Web page and app entries:
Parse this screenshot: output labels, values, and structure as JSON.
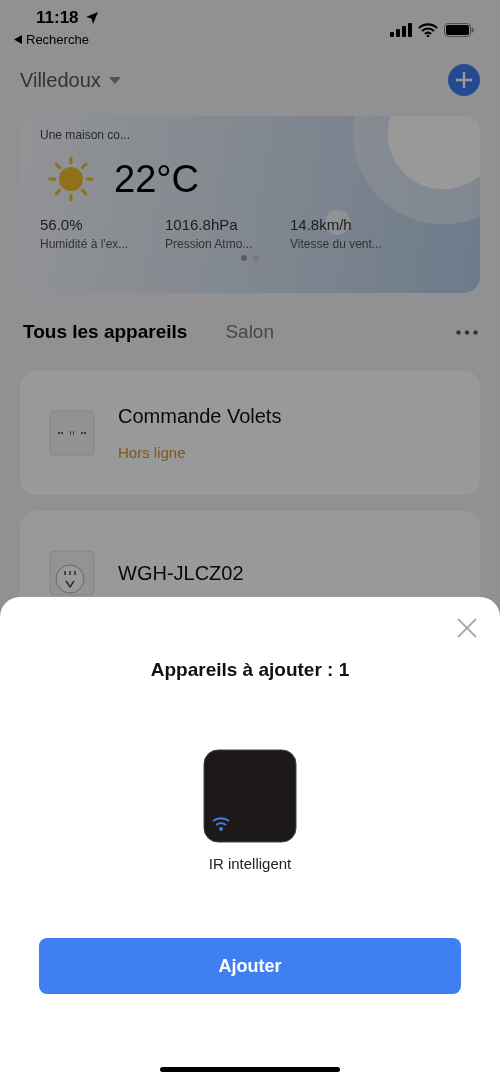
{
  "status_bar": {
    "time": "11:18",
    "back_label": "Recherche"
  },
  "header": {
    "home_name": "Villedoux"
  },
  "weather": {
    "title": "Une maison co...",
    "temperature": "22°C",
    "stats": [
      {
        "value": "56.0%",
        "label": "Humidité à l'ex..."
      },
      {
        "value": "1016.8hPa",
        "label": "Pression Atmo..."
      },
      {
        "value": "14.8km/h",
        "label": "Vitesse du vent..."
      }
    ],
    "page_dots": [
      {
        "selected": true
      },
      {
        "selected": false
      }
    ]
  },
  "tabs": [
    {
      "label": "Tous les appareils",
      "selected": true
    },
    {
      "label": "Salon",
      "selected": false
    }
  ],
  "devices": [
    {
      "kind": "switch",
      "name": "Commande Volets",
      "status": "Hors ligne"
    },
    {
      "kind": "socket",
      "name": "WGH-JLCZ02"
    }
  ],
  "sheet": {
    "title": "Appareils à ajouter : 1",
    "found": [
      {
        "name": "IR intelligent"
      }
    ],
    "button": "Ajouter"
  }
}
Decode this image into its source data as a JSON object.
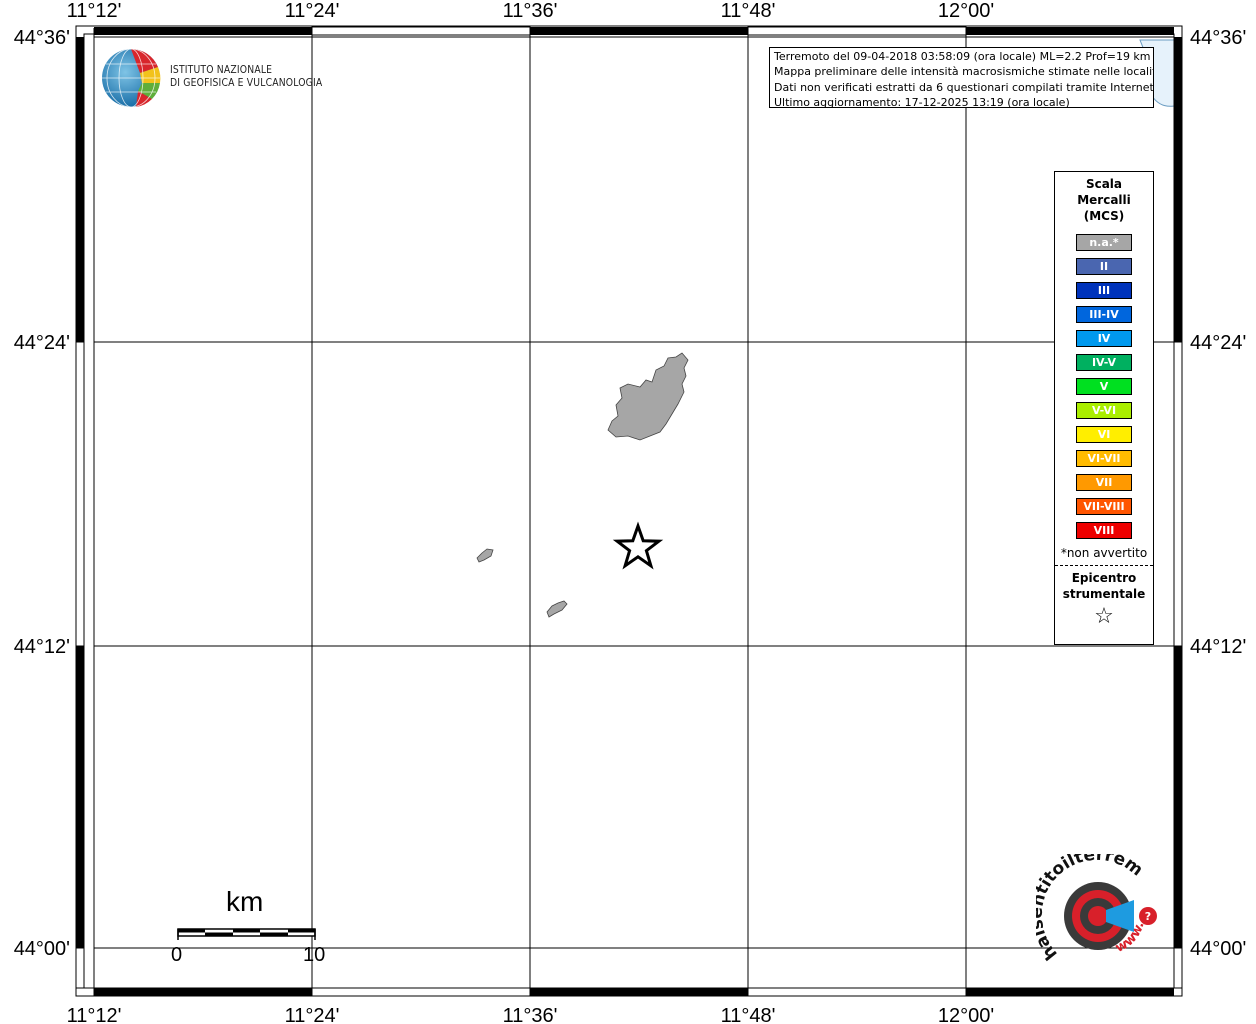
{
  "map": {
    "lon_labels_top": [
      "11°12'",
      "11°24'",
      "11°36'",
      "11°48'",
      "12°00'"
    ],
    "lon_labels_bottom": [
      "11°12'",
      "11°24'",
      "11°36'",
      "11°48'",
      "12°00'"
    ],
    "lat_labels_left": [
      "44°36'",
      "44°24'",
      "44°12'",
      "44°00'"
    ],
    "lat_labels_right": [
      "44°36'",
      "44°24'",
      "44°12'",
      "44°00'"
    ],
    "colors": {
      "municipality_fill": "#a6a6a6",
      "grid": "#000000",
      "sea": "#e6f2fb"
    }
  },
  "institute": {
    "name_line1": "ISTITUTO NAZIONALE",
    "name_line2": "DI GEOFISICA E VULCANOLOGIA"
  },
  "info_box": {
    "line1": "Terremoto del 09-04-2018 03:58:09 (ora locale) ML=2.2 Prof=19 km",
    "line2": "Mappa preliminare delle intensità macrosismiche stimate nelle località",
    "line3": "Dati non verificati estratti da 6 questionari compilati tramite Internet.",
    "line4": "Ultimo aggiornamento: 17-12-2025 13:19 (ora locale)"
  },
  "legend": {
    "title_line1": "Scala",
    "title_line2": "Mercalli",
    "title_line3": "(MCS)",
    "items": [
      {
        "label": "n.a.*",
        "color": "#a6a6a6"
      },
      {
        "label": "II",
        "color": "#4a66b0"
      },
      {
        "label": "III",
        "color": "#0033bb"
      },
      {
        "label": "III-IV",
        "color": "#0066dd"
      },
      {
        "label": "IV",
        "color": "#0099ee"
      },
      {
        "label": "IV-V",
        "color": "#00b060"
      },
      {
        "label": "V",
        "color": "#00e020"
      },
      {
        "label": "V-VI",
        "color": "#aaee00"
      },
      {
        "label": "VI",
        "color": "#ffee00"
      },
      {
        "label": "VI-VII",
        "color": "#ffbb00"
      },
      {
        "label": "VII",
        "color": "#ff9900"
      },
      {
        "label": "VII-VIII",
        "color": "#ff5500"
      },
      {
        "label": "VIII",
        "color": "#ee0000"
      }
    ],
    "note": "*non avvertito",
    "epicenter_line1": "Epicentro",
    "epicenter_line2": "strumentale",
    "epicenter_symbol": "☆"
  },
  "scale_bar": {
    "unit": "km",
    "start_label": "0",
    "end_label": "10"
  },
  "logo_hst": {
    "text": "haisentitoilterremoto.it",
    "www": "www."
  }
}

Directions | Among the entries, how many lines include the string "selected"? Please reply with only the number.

Response | 4